Watch “How to talk to religious people about atheism?” on YouTube

How to talk to religious people about atheism?: http://youtu.be/oUeY3NB4TK8

My preferred line of discussion with theists, especially Christians, is to first talk about children they know who sometimes need a favorite blanket, stuffed animal or something else that is a security item for them to help them sleep at night.

Now, with that in mind, think about what it must have been like to live three, four or even ten thousand years ago, with wars, and diseases, and natural events like a mudslide, earthquake, or massive storm. How would a parent help their children to be able to sleep at night after suffering a cataclysmic event like that, they need something to help make sense of what just happened. Why did their loved one die in this horrific manner?

The parent looks away, trying to think of something to say, and looks outside, sees all the stars in the night sky, and being the storytellers that came about with the refinement of language, starts to tell their children about some supernatural force must have needed such a loved and wonderful person or people as the ones who died. Or maybe it was to help a child overcome their nightmares of thunder & lightening, or whatever kept their child awake at night.
Through generations of these stories being passed along and shared, from adults to children, they grew rituals and ceremonies to go with the stories. That was the birth of various religions.  They were born from a need to alleviate fears about the world around them that they didn’t understand. Religion is a collection of stories told to their kids, their loved ones or to themselves to help them sleep at night.

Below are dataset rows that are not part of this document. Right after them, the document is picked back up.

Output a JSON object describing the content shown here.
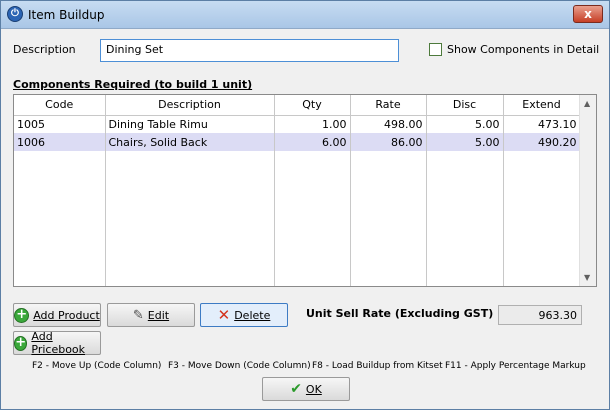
{
  "window": {
    "title": "Item Buildup",
    "close_label": "x"
  },
  "form": {
    "description_label": "Description",
    "description_value": "Dining Set",
    "show_components_label": "Show Components in Detail",
    "show_components_checked": false
  },
  "components": {
    "section_title": "Components Required (to build 1 unit)",
    "columns": [
      "Code",
      "Description",
      "Qty",
      "Rate",
      "Disc",
      "Extend"
    ],
    "rows": [
      {
        "code": "1005",
        "description": "Dining Table Rimu",
        "qty": "1.00",
        "rate": "498.00",
        "disc": "5.00",
        "extend": "473.10"
      },
      {
        "code": "1006",
        "description": "Chairs, Solid Back",
        "qty": "6.00",
        "rate": "86.00",
        "disc": "5.00",
        "extend": "490.20"
      }
    ]
  },
  "buttons": {
    "add_product": "Add Product",
    "edit": "Edit",
    "delete": "Delete",
    "add_pricebook": "Add Pricebook",
    "ok": "OK"
  },
  "summary": {
    "unit_sell_rate_label": "Unit Sell Rate (Excluding GST)",
    "unit_sell_rate_value": "963.30"
  },
  "help": {
    "f2": "F2 - Move Up (Code Column)",
    "f3": "F3 - Move Down (Code Column)",
    "f8": "F8 - Load Buildup from Kitset",
    "f11": "F11 - Apply Percentage Markup"
  },
  "colors": {
    "selected_row": "#dcdcf4",
    "accent": "#3d7bc4"
  }
}
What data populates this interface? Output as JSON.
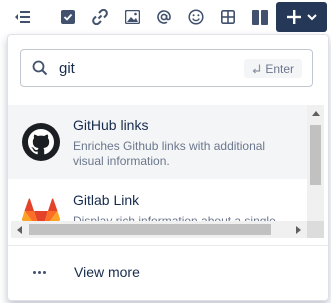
{
  "toolbar": {
    "icons": [
      "list-outdent-icon",
      "checkbox-icon",
      "link-icon",
      "image-icon",
      "mention-icon",
      "emoji-icon",
      "table-icon",
      "layout-icon"
    ],
    "insert_button": {
      "icons": [
        "plus-icon",
        "chevron-down-icon"
      ]
    }
  },
  "search": {
    "value": "git",
    "enter_hint": "Enter"
  },
  "results": [
    {
      "title": "GitHub links",
      "description": "Enriches Github links with additional visual information.",
      "icon": "github-icon"
    },
    {
      "title": "Gitlab Link",
      "description": "Display rich information about a single",
      "icon": "gitlab-icon"
    }
  ],
  "footer": {
    "view_more": "View more",
    "icon": "more-icon"
  },
  "colors": {
    "accent": "#253858",
    "text": "#172b4d",
    "muted": "#6b778c",
    "selected_bg": "#f4f5f7"
  }
}
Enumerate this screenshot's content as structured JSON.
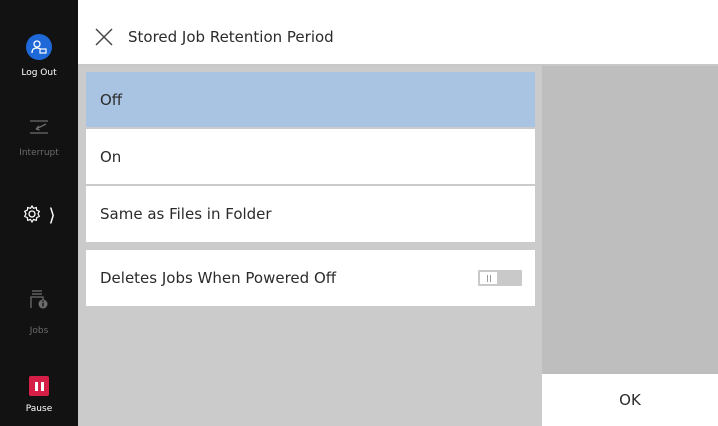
{
  "sidebar": {
    "logout_label": "Log Out",
    "interrupt_label": "Interrupt",
    "jobs_label": "Jobs",
    "pause_label": "Pause",
    "icons": [
      "user-logout-icon",
      "interrupt-icon",
      "gear-icon",
      "jobs-icon",
      "pause-icon"
    ]
  },
  "header": {
    "title": "Stored Job Retention Period"
  },
  "options": [
    {
      "label": "Off",
      "selected": true
    },
    {
      "label": "On",
      "selected": false
    },
    {
      "label": "Same as Files in Folder",
      "selected": false
    }
  ],
  "delete_setting": {
    "label": "Deletes Jobs When Powered Off",
    "toggle_on": false
  },
  "footer": {
    "ok_label": "OK"
  },
  "colors": {
    "sidebar_bg": "#121212",
    "selected_bg": "#a9c4e2",
    "logout_accent": "#1e68d8",
    "pause_accent": "#d61f47"
  }
}
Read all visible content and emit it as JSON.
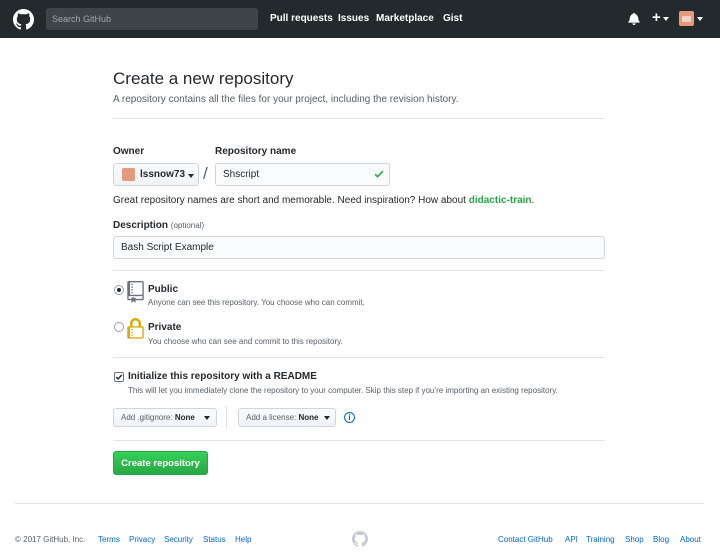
{
  "header": {
    "search_placeholder": "Search GitHub",
    "nav": [
      "Pull requests",
      "Issues",
      "Marketplace",
      "Gist"
    ]
  },
  "page": {
    "title": "Create a new repository",
    "subtitle": "A repository contains all the files for your project, including the revision history."
  },
  "form": {
    "owner_label": "Owner",
    "owner_value": "lssnow73",
    "repo_label": "Repository name",
    "repo_value": "Shscript",
    "hint_prefix": "Great repository names are short and memorable. Need inspiration? How about ",
    "hint_suggestion": "didactic-train",
    "hint_suffix": ".",
    "description_label": "Description",
    "description_optional": "(optional)",
    "description_value": "Bash Script Example",
    "public_title": "Public",
    "public_desc": "Anyone can see this repository. You choose who can commit.",
    "private_title": "Private",
    "private_desc": "You choose who can see and commit to this repository.",
    "visibility_selected": "Public",
    "readme_title": "Initialize this repository with a README",
    "readme_desc": "This will let you immediately clone the repository to your computer. Skip this step if you’re importing an existing repository.",
    "readme_checked": true,
    "gitignore_label": "Add .gitignore:",
    "gitignore_value": "None",
    "license_label": "Add a license:",
    "license_value": "None",
    "info_symbol": "i",
    "submit_label": "Create repository"
  },
  "footer": {
    "copyright": "© 2017 GitHub, Inc.",
    "left_links": [
      "Terms",
      "Privacy",
      "Security",
      "Status",
      "Help"
    ],
    "right_links": [
      "Contact GitHub",
      "API",
      "Training",
      "Shop",
      "Blog",
      "About"
    ]
  },
  "colors": {
    "header_bg": "#24292e",
    "accent_link": "#0366d6",
    "success": "#28a745"
  },
  "icons": [
    "github-logo-icon",
    "bell-icon",
    "plus-icon",
    "avatar",
    "checkmark-icon",
    "repo-icon",
    "lock-icon",
    "info-icon"
  ]
}
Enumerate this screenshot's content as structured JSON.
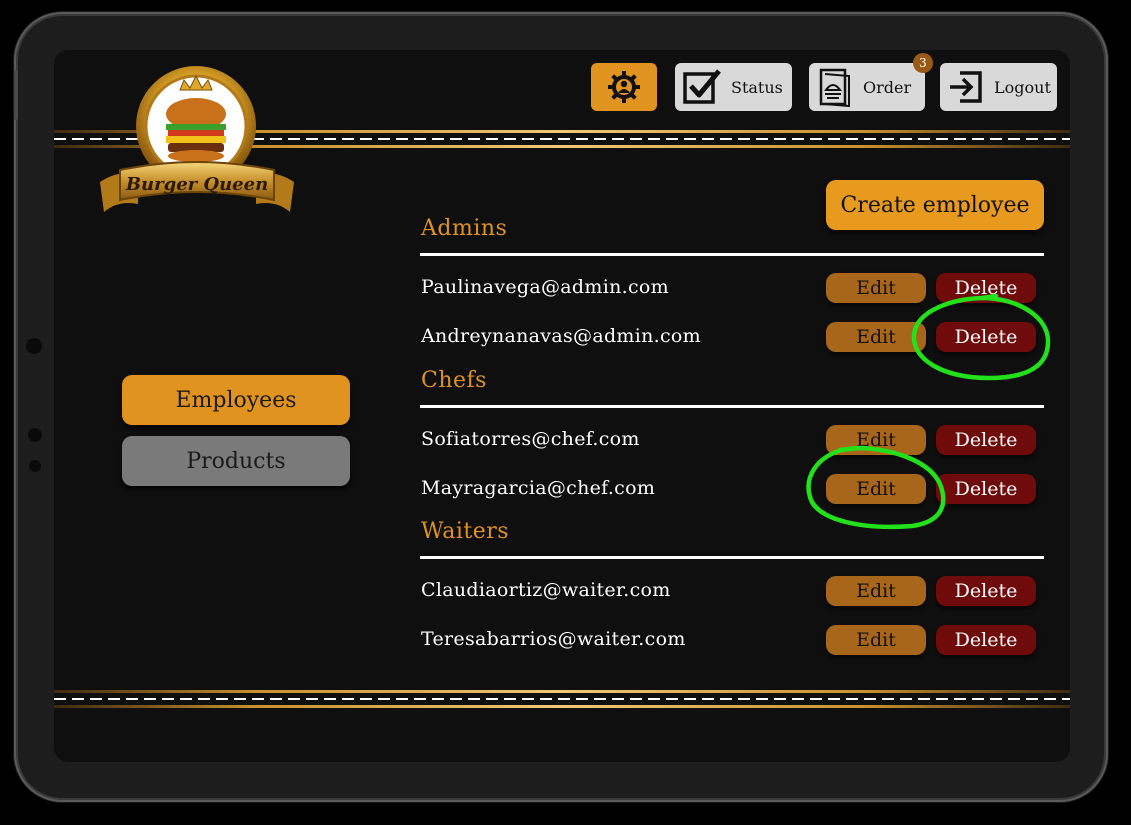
{
  "toolbar": {
    "settings_icon": "gear-person-icon",
    "status_label": "Status",
    "order_label": "Order",
    "order_badge": "3",
    "logout_label": "Logout"
  },
  "logo": {
    "text": "Burger Queen"
  },
  "nav": {
    "employees_label": "Employees",
    "products_label": "Products"
  },
  "create_label": "Create employee",
  "sections": [
    {
      "title": "Admins",
      "emails": [
        "Paulinavega@admin.com",
        "Andreynanavas@admin.com"
      ]
    },
    {
      "title": "Chefs",
      "emails": [
        "Sofiatorres@chef.com",
        "Mayragarcia@chef.com"
      ]
    },
    {
      "title": "Waiters",
      "emails": [
        "Claudiaortiz@waiter.com",
        "Teresabarrios@waiter.com"
      ]
    }
  ],
  "row_actions": {
    "edit_label": "Edit",
    "delete_label": "Delete"
  },
  "colors": {
    "accent": "#e0931f",
    "edit": "#a7661a",
    "delete": "#6f0b0b",
    "annotation": "#22e01a"
  }
}
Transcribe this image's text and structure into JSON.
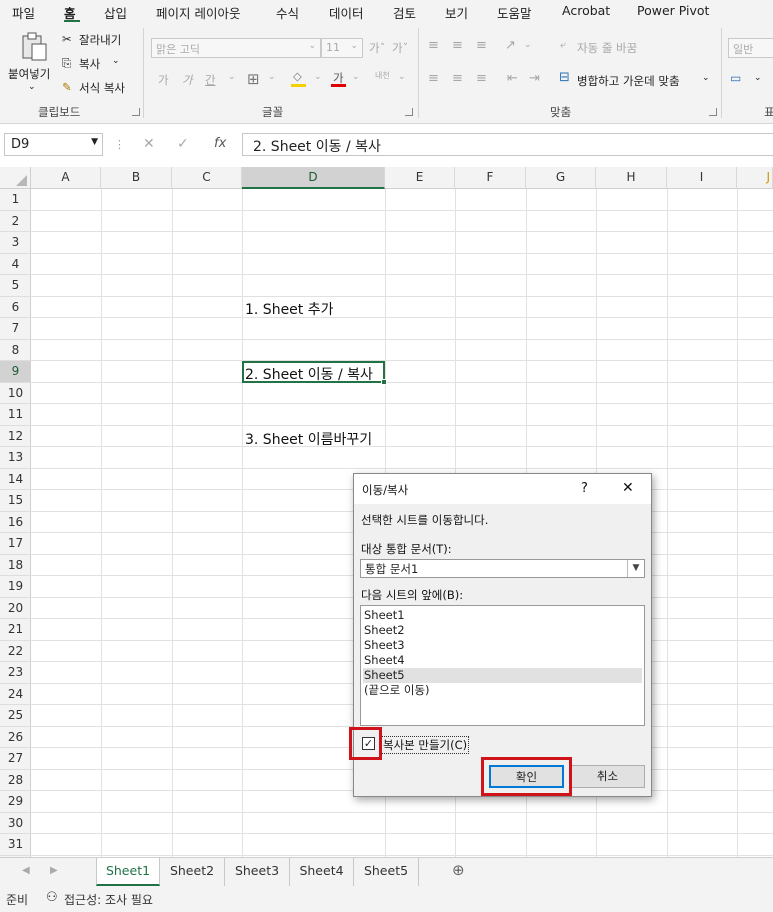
{
  "menubar": {
    "tabs": [
      "파일",
      "홈",
      "삽입",
      "페이지 레이아웃",
      "수식",
      "데이터",
      "검토",
      "보기",
      "도움말",
      "Acrobat",
      "Power Pivot"
    ]
  },
  "ribbon": {
    "clipboard": {
      "paste": "붙여넣기",
      "cut": "잘라내기",
      "copy": "복사",
      "format_painter": "서식 복사",
      "label": "클립보드"
    },
    "font": {
      "font_name": "맑은 고딕",
      "font_size": "11",
      "label": "글꼴",
      "bold": "가",
      "italic": "가",
      "underline": "간",
      "grow": "가ˆ",
      "shrink": "가ˇ",
      "phonetic": "내천",
      "font_color": "가"
    },
    "alignment": {
      "wrap": "자동 줄 바꿈",
      "merge": "병합하고 가운데 맞춤",
      "label": "맞춤"
    },
    "number": {
      "format": "일반",
      "label": "표"
    }
  },
  "formula_bar": {
    "name_box": "D9",
    "fx": "fx",
    "content": "2. Sheet 이동 / 복사"
  },
  "columns": [
    "A",
    "B",
    "C",
    "D",
    "E",
    "F",
    "G",
    "H",
    "I",
    "J"
  ],
  "rows": [
    "1",
    "2",
    "3",
    "4",
    "5",
    "6",
    "7",
    "8",
    "9",
    "10",
    "11",
    "12",
    "13",
    "14",
    "15",
    "16",
    "17",
    "18",
    "19",
    "20",
    "21",
    "22",
    "23",
    "24",
    "25",
    "26",
    "27",
    "28",
    "29",
    "30",
    "31"
  ],
  "cells": {
    "D6": "1. Sheet 추가",
    "D9": "2. Sheet 이동 / 복사",
    "D12": "3. Sheet 이름바꾸기"
  },
  "sheet_tabs": [
    "Sheet1",
    "Sheet2",
    "Sheet3",
    "Sheet4",
    "Sheet5"
  ],
  "active_sheet": "Sheet1",
  "status": {
    "ready": "준비",
    "accessibility": "접근성: 조사 필요"
  },
  "dialog": {
    "title": "이동/복사",
    "help": "?",
    "close": "✕",
    "instruction": "선택한 시트를 이동합니다.",
    "target_label": "대상 통합 문서(T):",
    "target_value": "통합 문서1",
    "before_label": "다음 시트의 앞에(B):",
    "list": [
      "Sheet1",
      "Sheet2",
      "Sheet3",
      "Sheet4",
      "Sheet5",
      "(끝으로 이동)"
    ],
    "selected_item": "Sheet5",
    "copy_label": "복사본 만들기(C)",
    "copy_checked": true,
    "ok": "확인",
    "cancel": "취소"
  },
  "colors": {
    "accent": "#217346",
    "highlight": "#d0121b",
    "dialog_default": "#0078d7"
  }
}
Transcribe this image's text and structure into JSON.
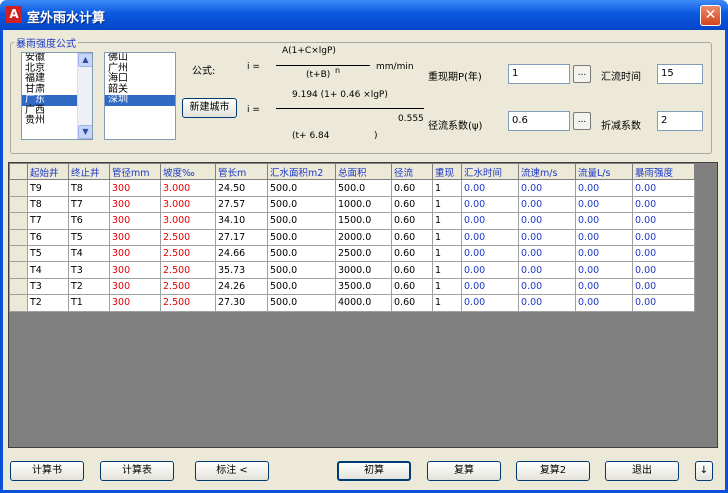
{
  "window": {
    "title": "室外雨水计算",
    "app_icon": "A",
    "close_glyph": "✕"
  },
  "group_label": "暴雨强度公式",
  "provinces": [
    "安徽",
    "北京",
    "福建",
    "甘肃",
    "广东",
    "广西",
    "贵州"
  ],
  "provinces_selected_index": 4,
  "cities": [
    "佛山",
    "广州",
    "海口",
    "韶关",
    "深圳"
  ],
  "cities_selected_index": 4,
  "new_city_button": "新建城市",
  "formula": {
    "label": "公式:",
    "i1": "i =",
    "num": "A(1+C×lgP)",
    "unit": "mm/min",
    "den": "(t+B)",
    "den_exp": "n",
    "i2": "i =",
    "num2": "9.194   (1+  0.46  ×lgP)",
    "den2a": "(t+ 6.84",
    "den2b": ")",
    "den2_exp": "0.555"
  },
  "params": {
    "period_label": "重现期P(年)",
    "period_value": "1",
    "runoff_label": "径流系数(ψ)",
    "runoff_value": "0.6",
    "conc_label": "汇流时间",
    "conc_value": "15",
    "reduce_label": "折减系数",
    "reduce_value": "2",
    "browse_glyph": "..."
  },
  "table": {
    "headers": [
      "起始井",
      "终止井",
      "管径mm",
      "坡度‰",
      "管长m",
      "汇水面积m2",
      "总面积",
      "径流",
      "重现",
      "汇水时间",
      "流速m/s",
      "流量L/s",
      "暴雨强度"
    ],
    "rows": [
      [
        "T9",
        "T8",
        "300",
        "3.000",
        "24.50",
        "500.0",
        "500.0",
        "0.60",
        "1",
        "0.00",
        "0.00",
        "0.00",
        "0.00"
      ],
      [
        "T8",
        "T7",
        "300",
        "3.000",
        "27.57",
        "500.0",
        "1000.0",
        "0.60",
        "1",
        "0.00",
        "0.00",
        "0.00",
        "0.00"
      ],
      [
        "T7",
        "T6",
        "300",
        "3.000",
        "34.10",
        "500.0",
        "1500.0",
        "0.60",
        "1",
        "0.00",
        "0.00",
        "0.00",
        "0.00"
      ],
      [
        "T6",
        "T5",
        "300",
        "2.500",
        "27.17",
        "500.0",
        "2000.0",
        "0.60",
        "1",
        "0.00",
        "0.00",
        "0.00",
        "0.00"
      ],
      [
        "T5",
        "T4",
        "300",
        "2.500",
        "24.66",
        "500.0",
        "2500.0",
        "0.60",
        "1",
        "0.00",
        "0.00",
        "0.00",
        "0.00"
      ],
      [
        "T4",
        "T3",
        "300",
        "2.500",
        "35.73",
        "500.0",
        "3000.0",
        "0.60",
        "1",
        "0.00",
        "0.00",
        "0.00",
        "0.00"
      ],
      [
        "T3",
        "T2",
        "300",
        "2.500",
        "24.26",
        "500.0",
        "3500.0",
        "0.60",
        "1",
        "0.00",
        "0.00",
        "0.00",
        "0.00"
      ],
      [
        "T2",
        "T1",
        "300",
        "2.500",
        "27.30",
        "500.0",
        "4000.0",
        "0.60",
        "1",
        "0.00",
        "0.00",
        "0.00",
        "0.00"
      ]
    ]
  },
  "buttons": {
    "calc_book": "计算书",
    "calc_table": "计算表",
    "annotate": "标注 <",
    "initial": "初算",
    "recalc": "复算",
    "recalc2": "复算2",
    "exit": "退出",
    "extra": "↓"
  }
}
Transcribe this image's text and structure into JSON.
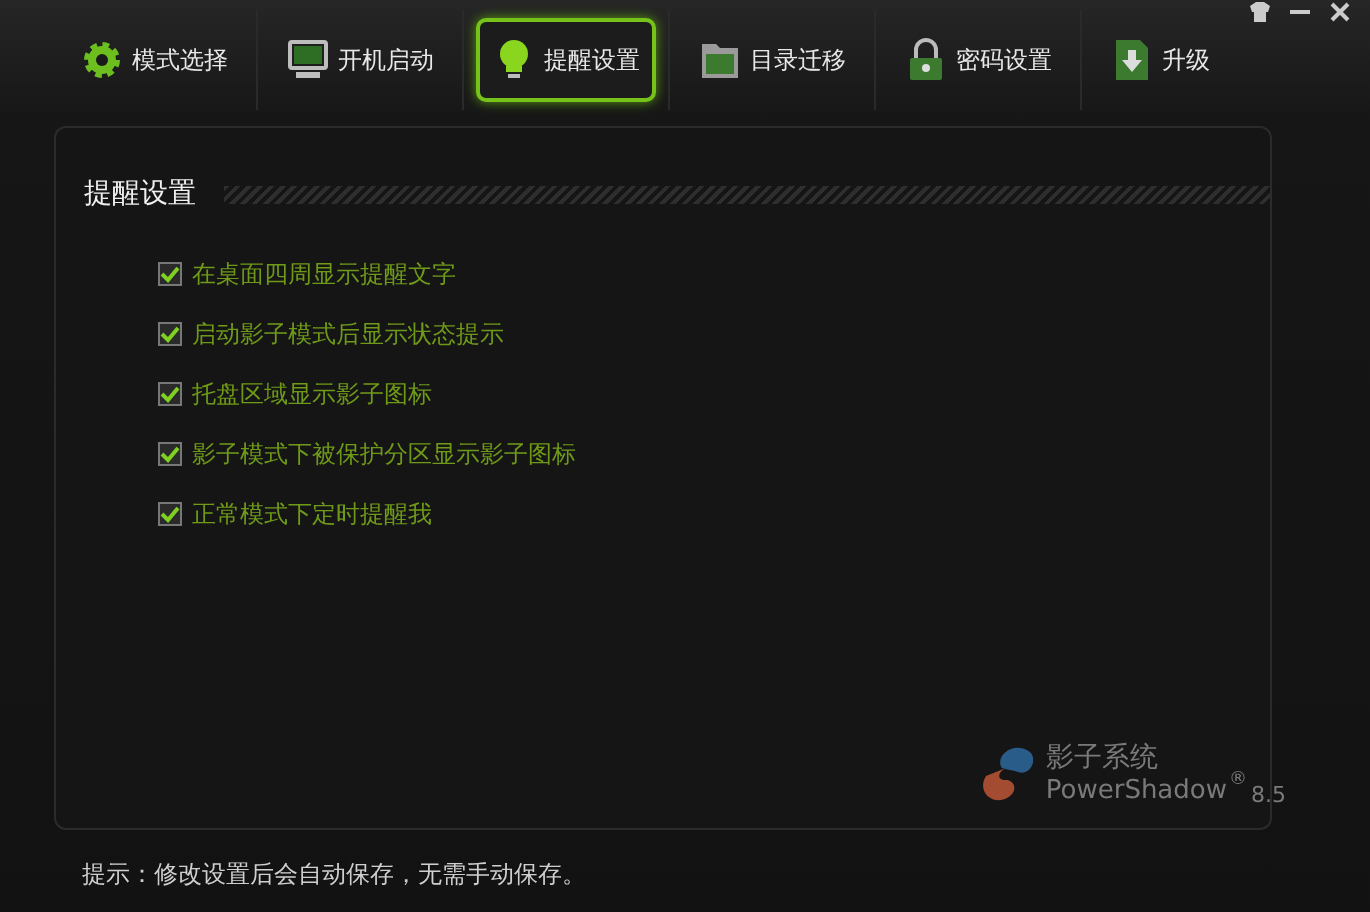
{
  "tabs": [
    {
      "label": "模式选择",
      "kind": "gear",
      "selected": false
    },
    {
      "label": "开机启动",
      "kind": "monitor",
      "selected": false
    },
    {
      "label": "提醒设置",
      "kind": "bulb",
      "selected": true
    },
    {
      "label": "目录迁移",
      "kind": "folder",
      "selected": false
    },
    {
      "label": "密码设置",
      "kind": "lock",
      "selected": false
    },
    {
      "label": "升级",
      "kind": "upgrade",
      "selected": false
    }
  ],
  "panel": {
    "title": "提醒设置",
    "options": [
      {
        "label": "在桌面四周显示提醒文字",
        "checked": true
      },
      {
        "label": "启动影子模式后显示状态提示",
        "checked": true
      },
      {
        "label": "托盘区域显示影子图标",
        "checked": true
      },
      {
        "label": "影子模式下被保护分区显示影子图标",
        "checked": true
      },
      {
        "label": "正常模式下定时提醒我",
        "checked": true
      }
    ]
  },
  "logo": {
    "name": "影子系统",
    "product": "PowerShadow",
    "mark": "®",
    "version": "8.5"
  },
  "hint": "提示：修改设置后会自动保存，无需手动保存。"
}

As for Jesus, I doubt that there was only one man born back around then that may have believed he was a son of God. In fact, there were many false prophets at that time in history, there were many people who did truly believe they have heard the voice of their gods. The man called Jesus may well have been one of those people, or an amalgamation of many of those men. So, how did this story of “his teachings” survive where others did not?

First, we don’t know for sure that all of the things attributed to Jesus were actually spoken by him, just like modern day quotes are often attributed to the wrong person. Many stories of Jesus are plagiarisms of previous stories.

Second, this man called Jesus had a better marketing team, not just the 12 apostles, but all of the other followers, they kept relaying these stories to their families, friends, neighbors and nearby countries. They may have wrote letters to nearby countries and their leaders, and had the first wildly successful marketing campaign.

But, son of God? No. That is just fantasy. Just hopeful, wishful, delusional fantasy.